This is a passage from Leon Lederman and Dick Teresi's The God Particle: If the Universe Is the Answer, What Is the Question?.
Most Newtonian scholars agree that he believed in a particle-like structure of matter. Gravity was the one force Newton treated mathematically. He reasoned that the force between bodies, whether they be earth and moon or earth and apple, must be a consequence of the force between constituent particles. I would hazard a guess that Newton’s invention of the calculus is not unrelated to his belief in atoms. To understand the earth-moon force, for example, one has to apply our formula II. But what do we use for R, the earth-moon distance? If earth and moon were very small, there would be no problem in assigning R. It would be the distance between the centers of the objects. However, to know how the force of a very small particle of earth influences the moon and to add up all the forces of all the particles requires the invention of integral calculus, which is a way of adding an infinite number of infinitesimals.
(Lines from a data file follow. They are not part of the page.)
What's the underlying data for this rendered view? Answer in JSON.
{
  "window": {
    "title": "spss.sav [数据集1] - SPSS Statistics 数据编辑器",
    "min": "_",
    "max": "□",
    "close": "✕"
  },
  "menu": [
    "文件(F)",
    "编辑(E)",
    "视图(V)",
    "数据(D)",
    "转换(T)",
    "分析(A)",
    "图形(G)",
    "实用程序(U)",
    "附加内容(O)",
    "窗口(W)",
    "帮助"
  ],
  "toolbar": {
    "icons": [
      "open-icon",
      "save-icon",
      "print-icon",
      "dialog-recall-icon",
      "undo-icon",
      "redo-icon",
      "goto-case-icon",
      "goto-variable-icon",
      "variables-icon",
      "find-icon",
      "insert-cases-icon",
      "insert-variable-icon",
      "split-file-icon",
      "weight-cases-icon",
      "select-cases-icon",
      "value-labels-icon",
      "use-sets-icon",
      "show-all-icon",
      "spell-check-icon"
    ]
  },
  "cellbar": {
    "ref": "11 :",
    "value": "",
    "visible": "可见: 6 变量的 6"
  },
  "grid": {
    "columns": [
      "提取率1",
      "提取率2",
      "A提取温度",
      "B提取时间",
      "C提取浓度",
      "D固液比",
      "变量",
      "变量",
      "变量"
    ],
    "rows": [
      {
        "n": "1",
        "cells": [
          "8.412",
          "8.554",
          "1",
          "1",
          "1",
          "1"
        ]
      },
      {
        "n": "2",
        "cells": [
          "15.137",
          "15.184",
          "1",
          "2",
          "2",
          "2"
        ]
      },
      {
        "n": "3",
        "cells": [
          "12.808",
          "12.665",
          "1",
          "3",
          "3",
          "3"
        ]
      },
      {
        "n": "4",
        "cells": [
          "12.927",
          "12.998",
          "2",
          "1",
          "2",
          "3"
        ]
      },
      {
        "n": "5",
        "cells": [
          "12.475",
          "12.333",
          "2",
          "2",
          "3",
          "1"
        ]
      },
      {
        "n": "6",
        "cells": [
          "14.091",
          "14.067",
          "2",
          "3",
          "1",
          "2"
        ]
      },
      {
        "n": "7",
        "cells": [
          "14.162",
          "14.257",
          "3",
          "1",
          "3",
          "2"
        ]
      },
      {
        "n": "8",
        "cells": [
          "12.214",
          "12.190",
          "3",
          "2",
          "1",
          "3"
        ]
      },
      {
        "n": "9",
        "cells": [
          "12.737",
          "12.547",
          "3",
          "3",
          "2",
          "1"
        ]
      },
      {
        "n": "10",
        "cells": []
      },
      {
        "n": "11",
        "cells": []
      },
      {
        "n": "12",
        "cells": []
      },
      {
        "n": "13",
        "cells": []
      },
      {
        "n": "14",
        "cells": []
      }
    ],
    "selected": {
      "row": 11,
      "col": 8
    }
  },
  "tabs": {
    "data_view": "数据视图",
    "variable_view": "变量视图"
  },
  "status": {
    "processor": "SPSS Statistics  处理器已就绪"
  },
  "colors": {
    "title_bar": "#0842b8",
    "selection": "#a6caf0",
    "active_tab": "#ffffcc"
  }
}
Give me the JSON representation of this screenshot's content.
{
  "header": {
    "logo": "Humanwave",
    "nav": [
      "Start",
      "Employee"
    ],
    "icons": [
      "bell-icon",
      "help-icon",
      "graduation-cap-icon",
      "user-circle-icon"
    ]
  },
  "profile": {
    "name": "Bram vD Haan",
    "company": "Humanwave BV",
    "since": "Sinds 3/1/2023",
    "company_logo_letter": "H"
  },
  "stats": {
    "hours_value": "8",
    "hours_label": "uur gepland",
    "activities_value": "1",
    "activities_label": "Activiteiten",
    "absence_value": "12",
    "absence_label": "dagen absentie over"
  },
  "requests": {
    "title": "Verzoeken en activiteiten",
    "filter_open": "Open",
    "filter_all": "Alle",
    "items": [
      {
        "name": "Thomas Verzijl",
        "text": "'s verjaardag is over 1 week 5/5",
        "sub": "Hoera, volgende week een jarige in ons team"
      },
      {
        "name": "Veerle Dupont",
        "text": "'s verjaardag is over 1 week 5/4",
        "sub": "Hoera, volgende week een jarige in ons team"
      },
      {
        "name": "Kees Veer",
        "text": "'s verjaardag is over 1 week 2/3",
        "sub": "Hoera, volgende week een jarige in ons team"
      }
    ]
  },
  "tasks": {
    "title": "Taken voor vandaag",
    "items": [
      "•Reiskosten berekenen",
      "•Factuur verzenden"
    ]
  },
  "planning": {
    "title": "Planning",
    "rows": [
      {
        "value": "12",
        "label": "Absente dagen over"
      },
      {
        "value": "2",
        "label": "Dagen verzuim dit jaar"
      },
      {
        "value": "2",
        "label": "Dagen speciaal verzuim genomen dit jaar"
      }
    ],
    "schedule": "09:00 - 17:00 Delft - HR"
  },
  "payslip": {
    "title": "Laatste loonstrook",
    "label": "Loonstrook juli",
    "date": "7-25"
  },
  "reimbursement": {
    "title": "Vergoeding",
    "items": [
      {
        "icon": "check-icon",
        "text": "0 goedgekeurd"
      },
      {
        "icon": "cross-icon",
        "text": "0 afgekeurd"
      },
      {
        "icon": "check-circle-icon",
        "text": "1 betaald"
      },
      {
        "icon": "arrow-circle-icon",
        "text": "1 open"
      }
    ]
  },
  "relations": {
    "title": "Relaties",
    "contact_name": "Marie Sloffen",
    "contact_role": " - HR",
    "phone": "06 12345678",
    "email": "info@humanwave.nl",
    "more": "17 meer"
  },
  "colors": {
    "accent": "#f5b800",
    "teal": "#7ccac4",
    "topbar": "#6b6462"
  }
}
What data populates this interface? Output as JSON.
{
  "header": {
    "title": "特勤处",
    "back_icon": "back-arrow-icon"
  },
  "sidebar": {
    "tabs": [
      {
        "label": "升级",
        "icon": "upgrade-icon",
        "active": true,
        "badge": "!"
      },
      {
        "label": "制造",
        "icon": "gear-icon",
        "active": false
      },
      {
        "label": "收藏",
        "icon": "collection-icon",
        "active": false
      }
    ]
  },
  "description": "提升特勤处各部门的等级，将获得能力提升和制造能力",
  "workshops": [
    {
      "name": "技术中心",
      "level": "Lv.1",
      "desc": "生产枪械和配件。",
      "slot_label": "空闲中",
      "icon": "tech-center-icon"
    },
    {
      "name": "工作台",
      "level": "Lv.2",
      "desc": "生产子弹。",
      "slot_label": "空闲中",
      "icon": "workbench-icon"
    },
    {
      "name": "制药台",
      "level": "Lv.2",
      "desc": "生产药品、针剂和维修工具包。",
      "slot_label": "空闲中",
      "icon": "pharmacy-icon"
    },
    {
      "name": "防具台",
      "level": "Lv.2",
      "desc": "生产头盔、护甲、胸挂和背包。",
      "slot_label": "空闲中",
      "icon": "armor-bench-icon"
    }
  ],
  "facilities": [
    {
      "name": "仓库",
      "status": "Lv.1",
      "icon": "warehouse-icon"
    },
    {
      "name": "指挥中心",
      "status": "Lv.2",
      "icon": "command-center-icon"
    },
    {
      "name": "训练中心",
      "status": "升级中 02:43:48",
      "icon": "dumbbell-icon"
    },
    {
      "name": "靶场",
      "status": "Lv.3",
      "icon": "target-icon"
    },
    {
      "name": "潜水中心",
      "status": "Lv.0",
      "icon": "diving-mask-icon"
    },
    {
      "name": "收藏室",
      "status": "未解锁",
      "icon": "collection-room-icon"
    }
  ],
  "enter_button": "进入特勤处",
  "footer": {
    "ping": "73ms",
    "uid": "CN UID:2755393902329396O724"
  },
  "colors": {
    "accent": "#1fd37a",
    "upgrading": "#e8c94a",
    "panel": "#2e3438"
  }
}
In fact, Newton invented calculus in and around that famous year, 1666, when the physicist claimed his mind was “remarkably fit for invention.”
I'm particularly interested in the last sentence. Call it idle curiosity, but I was interesting in finding where this quote was pulled from. Unfortunately, the text doesn't specify a source. The author continues into talking about Opticks, but the Gutenberg EBook doesn't seem to contain the phrase. A Google and a Google Books search just take me back to The God Particle. The book provides a bibliography of sorts, but it's very scattered. To quote:
I profited from several biographies of Newton, especially the version by John Maynard Keynes and Never at Rest by Richard Westfall (Cambridge: Cambridge University Press, 1981). Abraham Pais’s Inward Bound: Of Matter and Forces in the Physical World (New York: Oxford University Press, 1986) was an invaluable source, as was the classic A History of Science by Sir William Dampier (Cambridge: Cambridge University Press, 1948). The recent biographies Schrödinger: Life and Thought by Walter Moore (Cambridge: Cambridge University Press, 1989) and Uncertainty: The Life and Science of Werner Heisenberg by David Cassidy (New York: W. H. Freeman, 1991) were also of great help, as were The Life and Times of Tycho Brake by John Allyne Gade (Princeton: Princeton University Press, 1947), Galileo at Work: His Scientific Biography by Stillman Drake (Chicago: University of Chicago Press, 1978), Galileo Heretic by Pietro Redondi (Princeton: Princeton University Press, 1987), and Enrico Fermi, Physicist by Emilio Segré (Chicago: University of Chicago Press, 1970). We are indebted to Heinz Pagels for two books: The Cosmic Code (New York: Simon & Schuster; 1982) and Perfect Symmetry (New York: Simon & Schuster; 1985), and to Paul Davies for Superforce (New York: Simon & Schuster; 1984).
Some books by nonscientists provided anecdotes, quotes, and other valuable information—most notably Scientific Temperaments by Philip J. Hilts (New York: Simon & Schuster, 1982) and The Second Creation: Makers of the Revolution in Twentieth-Century Physics by Robert P. Crease and Charles C. Mann (New York: Macmillan, 1986).
I've dug through what I can using just a computer, but I haven't had much success myself. At this point, I'm more confused that I can't find any trace of this quote, and yet the author uses it as if it was as ubiquitous as the story of Newton observing a falling apple. Is there anything to suggest that Isaac Newton said it?